Component data from apps and pages:
------------------------------------------------------------
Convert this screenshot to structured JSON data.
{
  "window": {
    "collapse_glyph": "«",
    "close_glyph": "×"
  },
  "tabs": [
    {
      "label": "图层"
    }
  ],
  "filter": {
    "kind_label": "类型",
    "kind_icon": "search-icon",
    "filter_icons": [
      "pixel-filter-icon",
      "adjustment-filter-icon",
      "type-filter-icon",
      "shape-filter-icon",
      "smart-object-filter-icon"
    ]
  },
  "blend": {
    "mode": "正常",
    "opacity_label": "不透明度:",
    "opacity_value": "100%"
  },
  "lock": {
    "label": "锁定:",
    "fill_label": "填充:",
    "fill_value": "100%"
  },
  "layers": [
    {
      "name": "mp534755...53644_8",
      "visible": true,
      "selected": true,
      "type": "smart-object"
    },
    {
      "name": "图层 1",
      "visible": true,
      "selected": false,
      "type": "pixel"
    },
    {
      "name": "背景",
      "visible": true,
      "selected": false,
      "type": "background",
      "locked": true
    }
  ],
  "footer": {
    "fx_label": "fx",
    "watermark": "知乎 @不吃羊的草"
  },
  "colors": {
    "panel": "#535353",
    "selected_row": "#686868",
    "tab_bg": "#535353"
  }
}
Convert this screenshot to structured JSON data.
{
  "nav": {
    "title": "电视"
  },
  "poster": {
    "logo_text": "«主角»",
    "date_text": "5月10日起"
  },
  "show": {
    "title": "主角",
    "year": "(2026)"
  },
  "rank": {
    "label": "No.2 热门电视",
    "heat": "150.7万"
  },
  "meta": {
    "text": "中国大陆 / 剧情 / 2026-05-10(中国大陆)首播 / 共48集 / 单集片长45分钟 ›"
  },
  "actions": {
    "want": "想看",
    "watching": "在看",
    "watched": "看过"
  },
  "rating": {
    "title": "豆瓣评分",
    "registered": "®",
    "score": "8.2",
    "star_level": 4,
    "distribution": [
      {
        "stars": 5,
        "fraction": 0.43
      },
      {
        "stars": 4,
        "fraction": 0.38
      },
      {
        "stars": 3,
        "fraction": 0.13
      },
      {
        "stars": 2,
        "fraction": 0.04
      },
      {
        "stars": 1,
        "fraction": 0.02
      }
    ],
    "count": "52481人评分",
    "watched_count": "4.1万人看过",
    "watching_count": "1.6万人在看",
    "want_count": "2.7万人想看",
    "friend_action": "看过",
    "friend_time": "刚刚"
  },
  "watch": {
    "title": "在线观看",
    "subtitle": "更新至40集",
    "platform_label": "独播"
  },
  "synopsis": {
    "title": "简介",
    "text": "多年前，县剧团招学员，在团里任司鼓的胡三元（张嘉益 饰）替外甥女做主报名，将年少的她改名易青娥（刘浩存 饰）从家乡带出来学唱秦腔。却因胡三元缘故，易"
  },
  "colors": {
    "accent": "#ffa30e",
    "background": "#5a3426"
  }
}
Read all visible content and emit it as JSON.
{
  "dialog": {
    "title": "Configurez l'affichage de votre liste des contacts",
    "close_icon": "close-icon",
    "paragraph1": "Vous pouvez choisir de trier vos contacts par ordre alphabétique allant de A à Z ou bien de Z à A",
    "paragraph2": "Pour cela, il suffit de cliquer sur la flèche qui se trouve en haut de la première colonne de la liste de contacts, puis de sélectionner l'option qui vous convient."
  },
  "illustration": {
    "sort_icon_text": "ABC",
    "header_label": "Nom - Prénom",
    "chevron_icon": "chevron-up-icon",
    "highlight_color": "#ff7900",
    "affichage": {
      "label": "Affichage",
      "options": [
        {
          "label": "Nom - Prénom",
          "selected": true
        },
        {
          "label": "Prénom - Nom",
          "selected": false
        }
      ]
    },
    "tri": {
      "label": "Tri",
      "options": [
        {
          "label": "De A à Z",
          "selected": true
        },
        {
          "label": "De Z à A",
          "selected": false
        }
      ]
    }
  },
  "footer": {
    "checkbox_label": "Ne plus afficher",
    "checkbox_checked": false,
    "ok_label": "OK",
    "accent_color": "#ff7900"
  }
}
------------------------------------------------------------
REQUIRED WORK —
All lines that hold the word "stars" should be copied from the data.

YOUR RESPONSE —
        "stars": 5,
        "stars": 4,
        "stars": 3,
        "stars": 2,
        "stars": 1,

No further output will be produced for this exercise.